--- Data for this exercise ---
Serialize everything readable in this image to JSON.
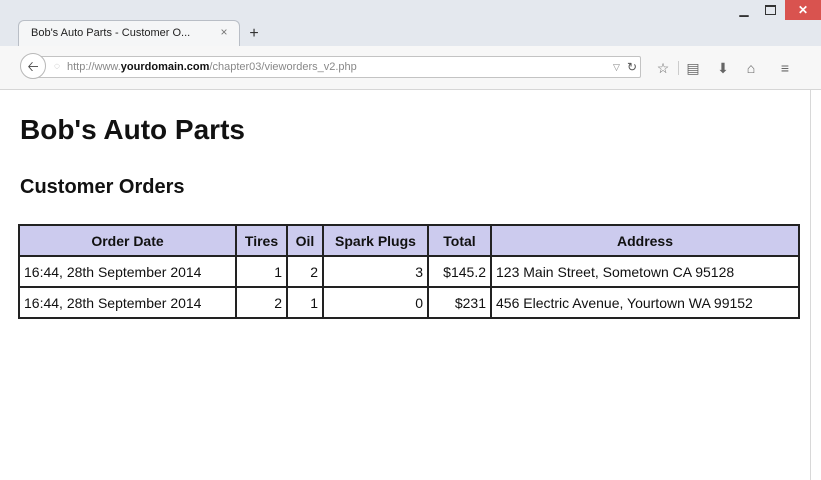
{
  "browser": {
    "tab_title": "Bob's Auto Parts - Customer O...",
    "tab_close": "×",
    "new_tab": "+",
    "url_prefix": "http://www.",
    "url_domain": "yourdomain.com",
    "url_path": "/chapter03/vieworders_v2.php"
  },
  "page": {
    "heading": "Bob's Auto Parts",
    "subheading": "Customer Orders"
  },
  "table": {
    "headers": [
      "Order Date",
      "Tires",
      "Oil",
      "Spark Plugs",
      "Total",
      "Address"
    ],
    "rows": [
      [
        "16:44, 28th September 2014",
        "1",
        "2",
        "3",
        "$145.2",
        "123 Main Street, Sometown CA 95128"
      ],
      [
        "16:44, 28th September 2014",
        "2",
        "1",
        "0",
        "$231",
        "456 Electric Avenue, Yourtown WA 99152"
      ]
    ]
  },
  "icons": {
    "back": "back-arrow-icon",
    "reload": "reload-icon",
    "bookmark": "star-icon",
    "reading_list": "clipboard-icon",
    "downloads": "download-arrow-icon",
    "home": "home-icon",
    "menu": "hamburger-menu-icon",
    "globe": "globe-icon"
  },
  "colors": {
    "table_header_bg": "#cccbee",
    "close_button_bg": "#d9534f"
  }
}
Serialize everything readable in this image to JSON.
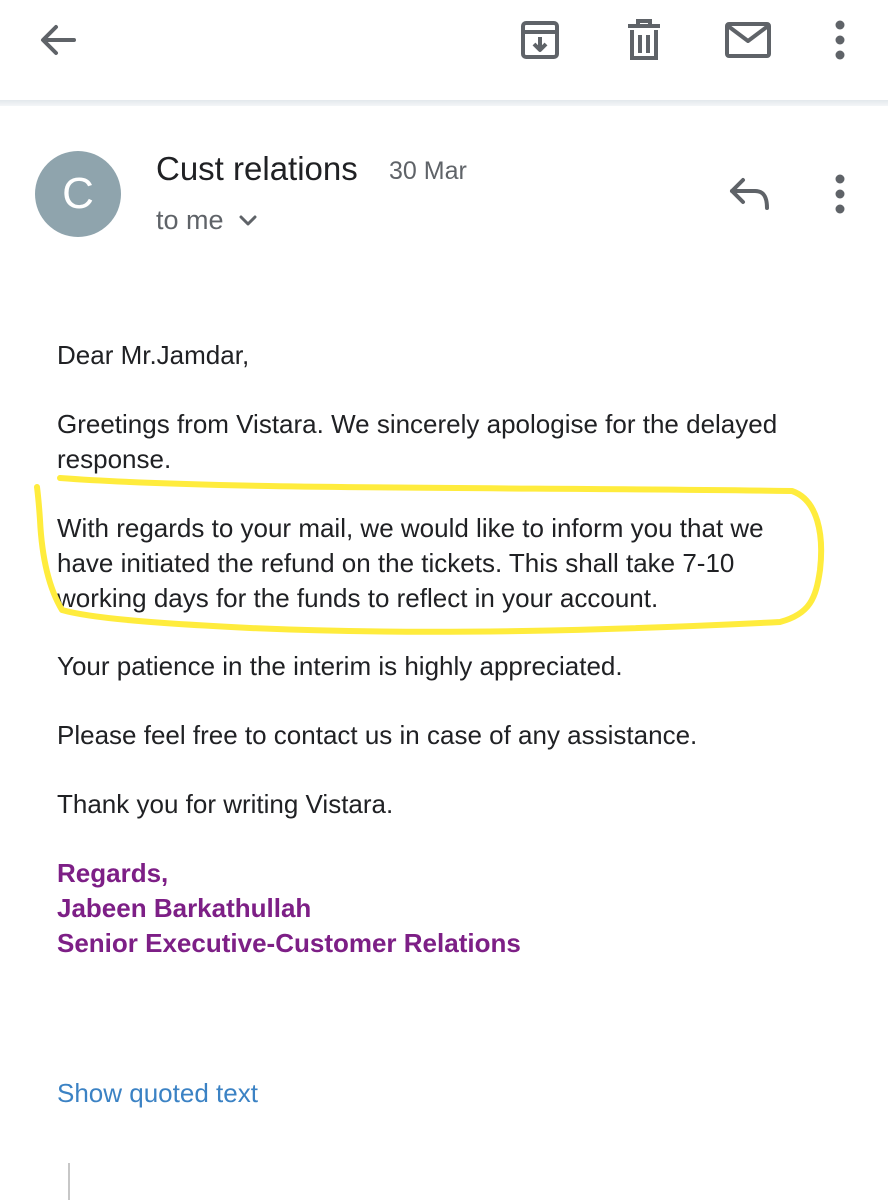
{
  "toolbar": {
    "icons": [
      "back-arrow-icon",
      "archive-icon",
      "delete-icon",
      "mark-unread-icon",
      "more-vert-icon"
    ]
  },
  "message": {
    "avatar_letter": "C",
    "sender": "Cust relations",
    "date": "30 Mar",
    "recipient": "to me",
    "body": {
      "greeting": "Dear Mr.Jamdar,",
      "p1_line1": "Greetings from Vistara. We sincerely apologise for the delayed",
      "p1_line2": "response.",
      "p2_line1": "With regards to your mail, we would like to inform you that we",
      "p2_line2": "have initiated the refund on the tickets. This shall take 7-10",
      "p2_line3": "working days for the funds to reflect in your account.",
      "p3": "Your patience in the interim is highly appreciated.",
      "p4": "Please feel free to contact us in case of any assistance.",
      "p5": "Thank you for writing Vistara."
    },
    "signature": {
      "line1": "Regards,",
      "line2": "Jabeen Barkathullah",
      "line3": "Senior Executive-Customer Relations"
    },
    "show_quoted_label": "Show quoted text"
  },
  "colors": {
    "avatar": "#8fa4ad",
    "signature": "#7d1f86",
    "link": "#3b82c4",
    "highlight": "#ffec3d"
  }
}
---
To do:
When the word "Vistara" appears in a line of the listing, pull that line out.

Answer to the exercise:
      "p1_line1": "Greetings from Vistara. We sincerely apologise for the delayed",
      "p5": "Thank you for writing Vistara."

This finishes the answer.